Losing the ability to stand up straight is a very common, but no less alarming, problem associated with severe lower back pain episodes. The most important thing is to not panic. It can be very easy to let yourself become overwhelmed and almost believe that you will be stuck like that forever. In most (not all) cases, it can be down to the nervous system entering a “panic mode” to protect the lower back and locking down the muscles around the hips. Two key things we need do:
Understand what we did to aggravate the back to this stage, so that we reduce the likelihood of it happening again.
Reduce the tightness in the muscles locked into panic mode so we can restore some movement.
If we can get the muscles to relax a little, we can steadily start restore normal movement.
What Aggravated the Lower Back?
This pain mechanism occurs most frequently in those who are flexion (rounding of the lower back) intolerant. It can occur both in those with disc injuries and those without. If you are flexion intolerant and have a flare up, it means you have used up your bank account for flexing or over-using the lower back. This can occur from they way you bend down to pick things up, how you sit (without lumbar support to stop the lower back rounding), how you move between positions when sleeping and even how you sit on the toilet. To give yourself the best chance of avoiding future flare-ups, you need to become aware of your current movement and posture habits, then work to improve them to make them as back sparing as possible.
How Do I Stand Up Again Without Pain?

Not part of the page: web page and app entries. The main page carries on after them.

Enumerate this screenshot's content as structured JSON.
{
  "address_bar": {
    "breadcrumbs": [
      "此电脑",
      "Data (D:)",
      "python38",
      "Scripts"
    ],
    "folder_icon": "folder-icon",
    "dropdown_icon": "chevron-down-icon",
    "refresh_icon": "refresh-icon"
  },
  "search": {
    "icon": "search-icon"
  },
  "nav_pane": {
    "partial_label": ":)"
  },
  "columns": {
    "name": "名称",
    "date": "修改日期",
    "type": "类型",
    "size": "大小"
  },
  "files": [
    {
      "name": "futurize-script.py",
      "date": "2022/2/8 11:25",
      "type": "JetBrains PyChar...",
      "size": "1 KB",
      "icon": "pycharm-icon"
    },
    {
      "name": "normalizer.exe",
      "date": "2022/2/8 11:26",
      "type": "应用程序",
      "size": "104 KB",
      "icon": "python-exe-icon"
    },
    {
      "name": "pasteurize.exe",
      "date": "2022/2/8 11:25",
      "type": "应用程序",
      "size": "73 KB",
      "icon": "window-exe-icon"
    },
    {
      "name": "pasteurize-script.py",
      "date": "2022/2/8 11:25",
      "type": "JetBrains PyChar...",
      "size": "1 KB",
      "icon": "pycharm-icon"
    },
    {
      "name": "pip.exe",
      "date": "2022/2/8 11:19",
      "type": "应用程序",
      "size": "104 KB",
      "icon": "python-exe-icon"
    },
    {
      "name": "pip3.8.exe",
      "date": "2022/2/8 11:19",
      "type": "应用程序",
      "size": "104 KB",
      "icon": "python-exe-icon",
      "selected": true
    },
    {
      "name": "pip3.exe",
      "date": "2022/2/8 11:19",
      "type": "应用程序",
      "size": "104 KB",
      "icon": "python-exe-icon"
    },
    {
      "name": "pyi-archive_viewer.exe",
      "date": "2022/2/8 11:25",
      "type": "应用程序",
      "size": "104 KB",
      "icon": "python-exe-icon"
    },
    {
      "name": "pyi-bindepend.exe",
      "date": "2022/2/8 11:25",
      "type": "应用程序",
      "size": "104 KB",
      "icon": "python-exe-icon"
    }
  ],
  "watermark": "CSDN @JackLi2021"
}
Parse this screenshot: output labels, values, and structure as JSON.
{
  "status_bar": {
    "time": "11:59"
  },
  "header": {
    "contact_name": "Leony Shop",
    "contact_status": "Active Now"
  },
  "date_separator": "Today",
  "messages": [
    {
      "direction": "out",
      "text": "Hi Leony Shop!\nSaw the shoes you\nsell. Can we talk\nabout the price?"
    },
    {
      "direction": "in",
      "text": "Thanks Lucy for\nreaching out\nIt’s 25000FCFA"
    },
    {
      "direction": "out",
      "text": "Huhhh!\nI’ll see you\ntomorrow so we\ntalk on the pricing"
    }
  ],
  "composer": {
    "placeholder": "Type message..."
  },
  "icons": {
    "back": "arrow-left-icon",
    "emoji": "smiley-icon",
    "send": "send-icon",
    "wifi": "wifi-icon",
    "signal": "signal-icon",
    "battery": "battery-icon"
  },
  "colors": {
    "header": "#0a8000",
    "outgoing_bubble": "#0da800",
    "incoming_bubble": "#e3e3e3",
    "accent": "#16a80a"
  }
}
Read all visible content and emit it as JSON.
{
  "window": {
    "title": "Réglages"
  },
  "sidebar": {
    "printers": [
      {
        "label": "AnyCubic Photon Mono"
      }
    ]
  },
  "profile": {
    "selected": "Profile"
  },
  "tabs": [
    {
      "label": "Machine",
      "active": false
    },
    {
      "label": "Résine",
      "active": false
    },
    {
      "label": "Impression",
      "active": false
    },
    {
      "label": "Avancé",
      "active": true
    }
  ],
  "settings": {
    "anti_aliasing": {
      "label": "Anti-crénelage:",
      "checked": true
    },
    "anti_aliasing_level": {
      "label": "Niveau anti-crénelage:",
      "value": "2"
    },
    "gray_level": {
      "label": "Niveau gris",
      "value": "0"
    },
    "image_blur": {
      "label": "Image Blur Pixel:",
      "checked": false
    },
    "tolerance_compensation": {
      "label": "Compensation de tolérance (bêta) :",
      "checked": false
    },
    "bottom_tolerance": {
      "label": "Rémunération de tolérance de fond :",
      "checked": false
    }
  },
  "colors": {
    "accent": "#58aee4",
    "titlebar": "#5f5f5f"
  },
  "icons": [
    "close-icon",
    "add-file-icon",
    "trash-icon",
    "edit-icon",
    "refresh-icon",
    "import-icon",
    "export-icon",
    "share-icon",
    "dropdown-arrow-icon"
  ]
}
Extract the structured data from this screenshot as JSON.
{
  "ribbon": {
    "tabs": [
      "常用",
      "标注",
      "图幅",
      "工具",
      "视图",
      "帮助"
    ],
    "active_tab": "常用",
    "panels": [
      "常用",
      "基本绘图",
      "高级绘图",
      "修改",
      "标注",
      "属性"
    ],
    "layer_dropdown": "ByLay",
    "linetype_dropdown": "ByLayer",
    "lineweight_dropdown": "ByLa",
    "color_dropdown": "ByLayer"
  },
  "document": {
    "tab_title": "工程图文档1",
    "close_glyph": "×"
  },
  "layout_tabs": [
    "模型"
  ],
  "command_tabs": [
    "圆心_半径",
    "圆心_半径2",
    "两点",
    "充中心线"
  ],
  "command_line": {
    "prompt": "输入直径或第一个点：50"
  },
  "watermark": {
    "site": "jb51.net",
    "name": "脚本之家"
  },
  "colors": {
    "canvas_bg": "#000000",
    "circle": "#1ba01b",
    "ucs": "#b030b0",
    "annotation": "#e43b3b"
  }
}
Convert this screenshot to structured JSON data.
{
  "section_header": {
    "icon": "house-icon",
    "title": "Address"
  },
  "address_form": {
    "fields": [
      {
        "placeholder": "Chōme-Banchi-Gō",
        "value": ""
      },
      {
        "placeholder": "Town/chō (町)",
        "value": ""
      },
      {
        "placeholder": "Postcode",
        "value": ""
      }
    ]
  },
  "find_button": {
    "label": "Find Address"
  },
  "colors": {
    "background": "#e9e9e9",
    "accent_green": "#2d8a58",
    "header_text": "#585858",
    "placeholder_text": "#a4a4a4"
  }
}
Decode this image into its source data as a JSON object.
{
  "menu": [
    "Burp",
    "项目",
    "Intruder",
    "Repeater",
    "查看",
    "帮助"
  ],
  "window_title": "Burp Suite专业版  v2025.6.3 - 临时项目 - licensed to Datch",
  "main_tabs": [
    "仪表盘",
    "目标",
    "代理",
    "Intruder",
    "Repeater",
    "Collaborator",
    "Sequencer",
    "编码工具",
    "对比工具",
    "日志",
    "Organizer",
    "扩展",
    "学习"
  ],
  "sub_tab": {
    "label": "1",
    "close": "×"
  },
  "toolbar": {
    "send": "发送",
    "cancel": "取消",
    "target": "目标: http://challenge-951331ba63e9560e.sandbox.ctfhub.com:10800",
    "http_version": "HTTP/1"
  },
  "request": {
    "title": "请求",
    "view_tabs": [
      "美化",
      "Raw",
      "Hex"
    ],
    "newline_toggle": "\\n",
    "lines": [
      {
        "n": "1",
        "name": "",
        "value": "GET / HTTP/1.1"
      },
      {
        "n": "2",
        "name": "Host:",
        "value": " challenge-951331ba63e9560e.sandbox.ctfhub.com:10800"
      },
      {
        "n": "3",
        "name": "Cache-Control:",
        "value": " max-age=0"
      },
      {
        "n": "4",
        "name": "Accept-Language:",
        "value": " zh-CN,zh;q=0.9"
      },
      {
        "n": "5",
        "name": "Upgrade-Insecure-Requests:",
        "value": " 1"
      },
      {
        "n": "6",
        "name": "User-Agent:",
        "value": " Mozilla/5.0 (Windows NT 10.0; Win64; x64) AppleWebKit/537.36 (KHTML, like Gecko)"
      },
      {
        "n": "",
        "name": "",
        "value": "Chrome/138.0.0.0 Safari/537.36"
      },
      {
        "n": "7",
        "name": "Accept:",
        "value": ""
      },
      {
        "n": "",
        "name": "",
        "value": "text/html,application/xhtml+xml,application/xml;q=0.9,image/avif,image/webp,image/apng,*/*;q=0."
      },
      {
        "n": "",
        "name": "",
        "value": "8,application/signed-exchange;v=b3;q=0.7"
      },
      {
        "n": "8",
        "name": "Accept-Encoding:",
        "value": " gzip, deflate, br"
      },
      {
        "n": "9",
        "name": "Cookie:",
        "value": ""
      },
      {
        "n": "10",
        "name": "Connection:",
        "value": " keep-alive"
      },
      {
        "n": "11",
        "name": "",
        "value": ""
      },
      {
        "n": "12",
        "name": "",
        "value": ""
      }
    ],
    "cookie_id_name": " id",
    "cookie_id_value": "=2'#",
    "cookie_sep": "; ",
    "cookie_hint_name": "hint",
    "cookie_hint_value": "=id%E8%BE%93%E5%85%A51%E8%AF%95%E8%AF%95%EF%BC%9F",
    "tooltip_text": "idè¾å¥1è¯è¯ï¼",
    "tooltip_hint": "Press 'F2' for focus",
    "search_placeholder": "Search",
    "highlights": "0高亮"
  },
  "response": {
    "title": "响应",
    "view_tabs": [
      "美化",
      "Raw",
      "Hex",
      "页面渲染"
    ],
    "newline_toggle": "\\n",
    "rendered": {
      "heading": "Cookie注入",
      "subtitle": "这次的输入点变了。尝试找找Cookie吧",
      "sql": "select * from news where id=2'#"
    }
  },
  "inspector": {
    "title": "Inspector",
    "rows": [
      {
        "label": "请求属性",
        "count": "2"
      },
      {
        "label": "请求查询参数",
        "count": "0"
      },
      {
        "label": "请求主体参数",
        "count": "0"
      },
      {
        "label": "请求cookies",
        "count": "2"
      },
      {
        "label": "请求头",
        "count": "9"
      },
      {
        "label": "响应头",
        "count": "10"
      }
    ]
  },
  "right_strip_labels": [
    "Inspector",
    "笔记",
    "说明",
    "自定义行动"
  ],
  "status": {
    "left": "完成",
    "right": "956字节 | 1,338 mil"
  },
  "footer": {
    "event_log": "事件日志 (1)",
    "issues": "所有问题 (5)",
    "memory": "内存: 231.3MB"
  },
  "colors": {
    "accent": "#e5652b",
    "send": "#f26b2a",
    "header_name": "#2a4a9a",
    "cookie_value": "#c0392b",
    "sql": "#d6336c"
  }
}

One of the quickest, safest and most effective way I know is reduce tightness in muscles in the front of the upper leg. You just need a semi-firm foam roller and some patience. I’ve detailed the process below in a video. Note: It won’t work for everybody, but it might just help. Be careful in how you use it.